The people who learn to live with gusto and courage and swing out as wide as possible, in the face of death, do so with the confidence in Jesus now and Jesus’ ability to be the victor when all their strength and life is gone. These saints in our life realize before they die, they are to live and want the same for us…life.

Sixty-eight names are listed in our worship bulletin of congregants and family of members who have died since our last All Saints Day. If the past year has felt more grief-filled than others, you are correct. It seems wrong to calculate the significant percentage increase since last year, for these are names of beloved and not data points. But, pause and recognize the breadth and depth of grief among us.

Many of you recently buried a loved one. If you have not, you are sitting next to someone who is recreating a life with only memories. This is when the Church is to hold one another, be another’s strength until they are strong, tell the story of God’s love – not in words but with a brave presence and compassionate heart. This is when the church is to tell the story again of the last supper, when Jesus promised to be with each of us again in paradise.

The classic movie Places in the Heart, about a segregated town in the midst of the depression, portrays in its final scene the communion of saints during Holy Communion. The audience sees Sally Field surrounded by people from her life. Some are alive and join her in worship. Some in the scene have moved out of town. Some have died yet appear in the scene as they did in life. All sit together, side by side, and participate in the passing of the bread. The visual reminds us that all believers of all time celebrate together the gift of God’s mercy and grace in Jesus Christ.

When we celebrate Holy Communion, we do so with all the saints who have gone before. Siblings in different congregations, cities and countries are with us at the table. Those children who are away at college are, yet, with us.

We celebrate with the past, including those disciples at the last supper who handed to us this tradition to all those before us. We celebrate with those present and future believers in the communion of saints. We are tethered to one another through the one who came to be with us in all of life and through death…our savior Jesus Christ.


[1]  Fredrick Buechner. Wishful Thinking, a Seekers Guide, (San Francisco: HarperOne; Rev Exp edition, 1993) 102.

[2]  Frances Taylor Gench. Encounters with Jesus: Studies in the Gospel of John. (Louisville, KY: Westminster John Knox, 2007), 86.

[3]   The NRSV translation of this verse is “Jesus began to weep,” which faithfully indicates the verb tense in the Koine Greek. I chose the more familiar and oft memorized translation from the KJV, “Jesus wept” as this has been so meaningful for members throughout generations.

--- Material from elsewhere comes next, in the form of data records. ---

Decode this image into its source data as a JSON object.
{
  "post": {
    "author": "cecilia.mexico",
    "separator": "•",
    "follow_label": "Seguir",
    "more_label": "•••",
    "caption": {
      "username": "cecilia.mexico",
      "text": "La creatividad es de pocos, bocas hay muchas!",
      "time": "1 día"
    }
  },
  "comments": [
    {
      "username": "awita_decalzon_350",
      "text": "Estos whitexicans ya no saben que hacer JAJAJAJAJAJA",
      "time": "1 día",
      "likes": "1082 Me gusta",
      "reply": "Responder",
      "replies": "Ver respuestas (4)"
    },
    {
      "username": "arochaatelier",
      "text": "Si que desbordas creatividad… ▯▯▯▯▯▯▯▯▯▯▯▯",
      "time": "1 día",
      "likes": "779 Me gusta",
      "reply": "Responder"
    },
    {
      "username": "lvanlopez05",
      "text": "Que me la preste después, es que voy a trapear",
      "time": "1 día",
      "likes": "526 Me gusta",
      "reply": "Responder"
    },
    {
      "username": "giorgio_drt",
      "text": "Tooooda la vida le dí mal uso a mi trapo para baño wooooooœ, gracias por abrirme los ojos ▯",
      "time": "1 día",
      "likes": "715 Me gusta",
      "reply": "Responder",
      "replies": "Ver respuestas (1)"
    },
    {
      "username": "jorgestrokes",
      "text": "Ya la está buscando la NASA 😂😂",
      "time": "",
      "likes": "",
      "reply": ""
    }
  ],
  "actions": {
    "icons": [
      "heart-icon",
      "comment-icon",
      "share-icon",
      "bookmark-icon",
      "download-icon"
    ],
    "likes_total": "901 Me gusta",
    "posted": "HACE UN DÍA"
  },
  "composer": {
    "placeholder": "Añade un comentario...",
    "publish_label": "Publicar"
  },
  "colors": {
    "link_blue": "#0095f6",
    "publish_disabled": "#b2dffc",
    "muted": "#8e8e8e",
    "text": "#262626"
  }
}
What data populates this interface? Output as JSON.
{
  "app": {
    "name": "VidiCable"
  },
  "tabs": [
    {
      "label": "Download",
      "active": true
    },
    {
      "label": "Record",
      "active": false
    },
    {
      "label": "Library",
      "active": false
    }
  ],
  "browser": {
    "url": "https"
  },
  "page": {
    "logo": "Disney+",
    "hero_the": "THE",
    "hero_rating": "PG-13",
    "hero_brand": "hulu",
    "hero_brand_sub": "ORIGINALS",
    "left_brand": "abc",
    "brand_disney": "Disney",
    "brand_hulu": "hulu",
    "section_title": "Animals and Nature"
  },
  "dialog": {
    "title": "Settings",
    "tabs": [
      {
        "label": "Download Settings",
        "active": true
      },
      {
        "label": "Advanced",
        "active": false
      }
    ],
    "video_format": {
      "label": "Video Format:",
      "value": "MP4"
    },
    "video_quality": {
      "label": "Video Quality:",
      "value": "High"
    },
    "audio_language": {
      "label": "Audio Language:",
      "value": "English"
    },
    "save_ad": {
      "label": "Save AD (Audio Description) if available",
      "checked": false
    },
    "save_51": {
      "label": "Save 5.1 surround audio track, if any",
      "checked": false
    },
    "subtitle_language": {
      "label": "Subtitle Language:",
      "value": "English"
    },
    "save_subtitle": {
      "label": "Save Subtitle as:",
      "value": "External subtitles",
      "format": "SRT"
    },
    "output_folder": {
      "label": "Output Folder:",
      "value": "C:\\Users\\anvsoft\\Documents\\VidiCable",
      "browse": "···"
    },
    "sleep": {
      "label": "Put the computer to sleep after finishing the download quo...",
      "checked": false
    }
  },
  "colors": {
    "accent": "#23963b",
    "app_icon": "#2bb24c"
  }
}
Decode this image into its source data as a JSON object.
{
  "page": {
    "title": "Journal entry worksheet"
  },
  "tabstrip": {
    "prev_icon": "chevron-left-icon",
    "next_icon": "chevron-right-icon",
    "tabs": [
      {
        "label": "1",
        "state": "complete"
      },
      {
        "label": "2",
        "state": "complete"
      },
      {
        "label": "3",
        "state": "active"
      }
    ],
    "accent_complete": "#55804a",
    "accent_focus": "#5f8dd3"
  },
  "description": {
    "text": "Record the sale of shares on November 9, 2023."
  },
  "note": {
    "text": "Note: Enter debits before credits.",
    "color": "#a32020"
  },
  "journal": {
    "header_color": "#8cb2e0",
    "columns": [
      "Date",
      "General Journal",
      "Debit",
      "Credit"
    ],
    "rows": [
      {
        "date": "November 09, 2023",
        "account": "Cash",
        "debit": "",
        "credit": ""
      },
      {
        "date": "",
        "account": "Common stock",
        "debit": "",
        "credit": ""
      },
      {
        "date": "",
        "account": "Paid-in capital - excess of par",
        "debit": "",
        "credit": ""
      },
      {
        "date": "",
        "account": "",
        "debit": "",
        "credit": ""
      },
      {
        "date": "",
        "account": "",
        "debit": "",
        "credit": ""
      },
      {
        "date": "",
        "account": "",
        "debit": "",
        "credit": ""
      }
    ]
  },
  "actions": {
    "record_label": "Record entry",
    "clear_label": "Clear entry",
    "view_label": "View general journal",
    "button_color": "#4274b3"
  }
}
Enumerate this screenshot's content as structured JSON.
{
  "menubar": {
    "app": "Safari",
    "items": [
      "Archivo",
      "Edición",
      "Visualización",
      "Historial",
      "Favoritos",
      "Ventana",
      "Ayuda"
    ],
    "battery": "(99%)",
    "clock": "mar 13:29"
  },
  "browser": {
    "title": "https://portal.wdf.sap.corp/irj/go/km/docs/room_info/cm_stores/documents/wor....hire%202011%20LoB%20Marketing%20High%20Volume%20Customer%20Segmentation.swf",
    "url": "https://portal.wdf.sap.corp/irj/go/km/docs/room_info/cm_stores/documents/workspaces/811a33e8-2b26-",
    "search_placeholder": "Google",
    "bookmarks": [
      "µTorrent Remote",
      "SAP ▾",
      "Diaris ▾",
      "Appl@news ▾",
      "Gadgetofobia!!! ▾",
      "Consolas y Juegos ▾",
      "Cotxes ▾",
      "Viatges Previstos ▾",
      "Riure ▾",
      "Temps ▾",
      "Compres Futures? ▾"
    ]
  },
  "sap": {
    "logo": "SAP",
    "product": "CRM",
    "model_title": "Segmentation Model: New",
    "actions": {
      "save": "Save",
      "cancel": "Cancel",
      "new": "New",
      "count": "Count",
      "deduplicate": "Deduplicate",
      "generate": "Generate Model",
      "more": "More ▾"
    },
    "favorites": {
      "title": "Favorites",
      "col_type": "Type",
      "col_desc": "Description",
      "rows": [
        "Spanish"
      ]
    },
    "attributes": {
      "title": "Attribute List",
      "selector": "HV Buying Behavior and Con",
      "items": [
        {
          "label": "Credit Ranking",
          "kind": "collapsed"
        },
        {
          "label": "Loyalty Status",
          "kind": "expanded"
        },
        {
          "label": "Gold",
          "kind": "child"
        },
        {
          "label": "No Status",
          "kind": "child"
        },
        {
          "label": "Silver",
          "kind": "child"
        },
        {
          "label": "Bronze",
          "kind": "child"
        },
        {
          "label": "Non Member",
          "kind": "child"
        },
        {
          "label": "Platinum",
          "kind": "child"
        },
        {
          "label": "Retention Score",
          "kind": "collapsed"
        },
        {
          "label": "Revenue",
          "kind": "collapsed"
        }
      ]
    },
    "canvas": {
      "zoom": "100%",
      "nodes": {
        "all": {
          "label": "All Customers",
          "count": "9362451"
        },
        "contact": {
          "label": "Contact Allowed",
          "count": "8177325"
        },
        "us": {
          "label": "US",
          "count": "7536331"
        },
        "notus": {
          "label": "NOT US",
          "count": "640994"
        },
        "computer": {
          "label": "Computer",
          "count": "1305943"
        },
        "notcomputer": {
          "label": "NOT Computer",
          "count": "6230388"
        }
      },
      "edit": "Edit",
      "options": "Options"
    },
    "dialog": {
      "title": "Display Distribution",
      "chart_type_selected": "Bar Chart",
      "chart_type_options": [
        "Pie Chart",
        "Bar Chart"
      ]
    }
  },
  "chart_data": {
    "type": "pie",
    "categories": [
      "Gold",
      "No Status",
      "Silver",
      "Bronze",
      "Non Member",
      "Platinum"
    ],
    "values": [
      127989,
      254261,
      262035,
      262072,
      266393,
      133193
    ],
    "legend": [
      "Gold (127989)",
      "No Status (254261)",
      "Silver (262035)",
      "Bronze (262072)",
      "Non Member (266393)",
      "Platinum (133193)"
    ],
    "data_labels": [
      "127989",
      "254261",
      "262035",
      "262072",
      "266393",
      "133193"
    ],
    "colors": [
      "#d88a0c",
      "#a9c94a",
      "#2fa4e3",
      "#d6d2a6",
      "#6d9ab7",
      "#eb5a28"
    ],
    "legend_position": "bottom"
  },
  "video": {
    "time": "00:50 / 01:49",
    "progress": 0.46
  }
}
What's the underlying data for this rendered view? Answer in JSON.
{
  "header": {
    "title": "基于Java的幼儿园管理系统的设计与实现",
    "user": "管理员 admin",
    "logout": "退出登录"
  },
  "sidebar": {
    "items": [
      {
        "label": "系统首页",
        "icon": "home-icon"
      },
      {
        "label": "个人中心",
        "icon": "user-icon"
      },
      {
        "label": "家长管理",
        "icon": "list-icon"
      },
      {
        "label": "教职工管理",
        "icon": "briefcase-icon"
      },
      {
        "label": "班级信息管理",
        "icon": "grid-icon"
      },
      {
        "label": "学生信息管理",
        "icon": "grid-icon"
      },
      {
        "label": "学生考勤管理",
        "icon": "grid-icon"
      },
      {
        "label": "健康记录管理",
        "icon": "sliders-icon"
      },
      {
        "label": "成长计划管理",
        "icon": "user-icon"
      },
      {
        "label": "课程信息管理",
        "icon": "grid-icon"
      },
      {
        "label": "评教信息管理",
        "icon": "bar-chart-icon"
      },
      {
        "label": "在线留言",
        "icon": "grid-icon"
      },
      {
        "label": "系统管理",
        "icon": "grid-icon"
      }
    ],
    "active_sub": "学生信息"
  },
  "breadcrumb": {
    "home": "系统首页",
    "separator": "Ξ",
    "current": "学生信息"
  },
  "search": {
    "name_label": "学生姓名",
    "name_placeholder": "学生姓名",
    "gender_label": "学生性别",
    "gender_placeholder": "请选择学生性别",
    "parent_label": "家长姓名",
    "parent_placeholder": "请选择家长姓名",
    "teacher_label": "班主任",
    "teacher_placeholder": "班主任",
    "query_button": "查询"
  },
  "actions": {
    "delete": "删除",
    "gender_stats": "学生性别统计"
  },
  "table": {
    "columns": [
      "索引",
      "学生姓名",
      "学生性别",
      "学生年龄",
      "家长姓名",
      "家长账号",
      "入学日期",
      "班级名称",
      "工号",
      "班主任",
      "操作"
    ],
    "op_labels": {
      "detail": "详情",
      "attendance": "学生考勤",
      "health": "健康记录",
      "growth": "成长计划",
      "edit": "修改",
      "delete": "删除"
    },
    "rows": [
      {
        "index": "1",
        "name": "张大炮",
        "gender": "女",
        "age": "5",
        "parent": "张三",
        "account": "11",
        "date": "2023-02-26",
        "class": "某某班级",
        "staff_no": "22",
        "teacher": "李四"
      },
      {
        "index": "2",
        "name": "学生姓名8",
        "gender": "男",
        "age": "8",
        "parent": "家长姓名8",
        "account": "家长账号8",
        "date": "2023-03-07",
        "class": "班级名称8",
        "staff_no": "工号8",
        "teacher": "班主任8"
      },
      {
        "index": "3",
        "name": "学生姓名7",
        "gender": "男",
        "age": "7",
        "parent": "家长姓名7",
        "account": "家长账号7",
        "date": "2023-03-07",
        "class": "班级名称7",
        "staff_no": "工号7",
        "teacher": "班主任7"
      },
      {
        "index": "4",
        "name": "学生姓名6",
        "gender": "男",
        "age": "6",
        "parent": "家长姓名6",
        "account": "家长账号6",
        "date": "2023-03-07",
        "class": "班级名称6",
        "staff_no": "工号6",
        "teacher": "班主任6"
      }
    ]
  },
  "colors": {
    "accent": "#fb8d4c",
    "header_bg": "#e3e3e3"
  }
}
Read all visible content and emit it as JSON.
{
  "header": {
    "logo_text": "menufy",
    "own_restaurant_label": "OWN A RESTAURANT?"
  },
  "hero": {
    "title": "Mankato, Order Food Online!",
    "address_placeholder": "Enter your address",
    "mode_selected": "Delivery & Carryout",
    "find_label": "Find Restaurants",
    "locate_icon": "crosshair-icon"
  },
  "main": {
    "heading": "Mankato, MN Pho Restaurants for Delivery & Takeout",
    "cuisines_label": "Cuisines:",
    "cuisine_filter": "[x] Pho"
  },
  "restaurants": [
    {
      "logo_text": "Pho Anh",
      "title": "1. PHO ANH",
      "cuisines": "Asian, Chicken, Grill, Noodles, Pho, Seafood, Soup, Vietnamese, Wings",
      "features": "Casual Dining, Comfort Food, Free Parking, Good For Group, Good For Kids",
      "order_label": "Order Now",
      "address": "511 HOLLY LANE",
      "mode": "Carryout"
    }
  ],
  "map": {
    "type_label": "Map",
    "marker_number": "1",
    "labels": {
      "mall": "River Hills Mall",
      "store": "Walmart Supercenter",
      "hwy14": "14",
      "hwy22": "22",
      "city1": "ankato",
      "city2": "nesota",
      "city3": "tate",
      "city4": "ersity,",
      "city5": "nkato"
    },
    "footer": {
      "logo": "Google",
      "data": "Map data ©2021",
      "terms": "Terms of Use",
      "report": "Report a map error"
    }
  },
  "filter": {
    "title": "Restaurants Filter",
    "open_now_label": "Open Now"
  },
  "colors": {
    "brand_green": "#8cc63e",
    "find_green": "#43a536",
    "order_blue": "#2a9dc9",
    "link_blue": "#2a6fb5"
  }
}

[4]  Fred Craddock, The Gospels, Interpreting the Text, (Nashville: Abingdon Press, 1981) 141.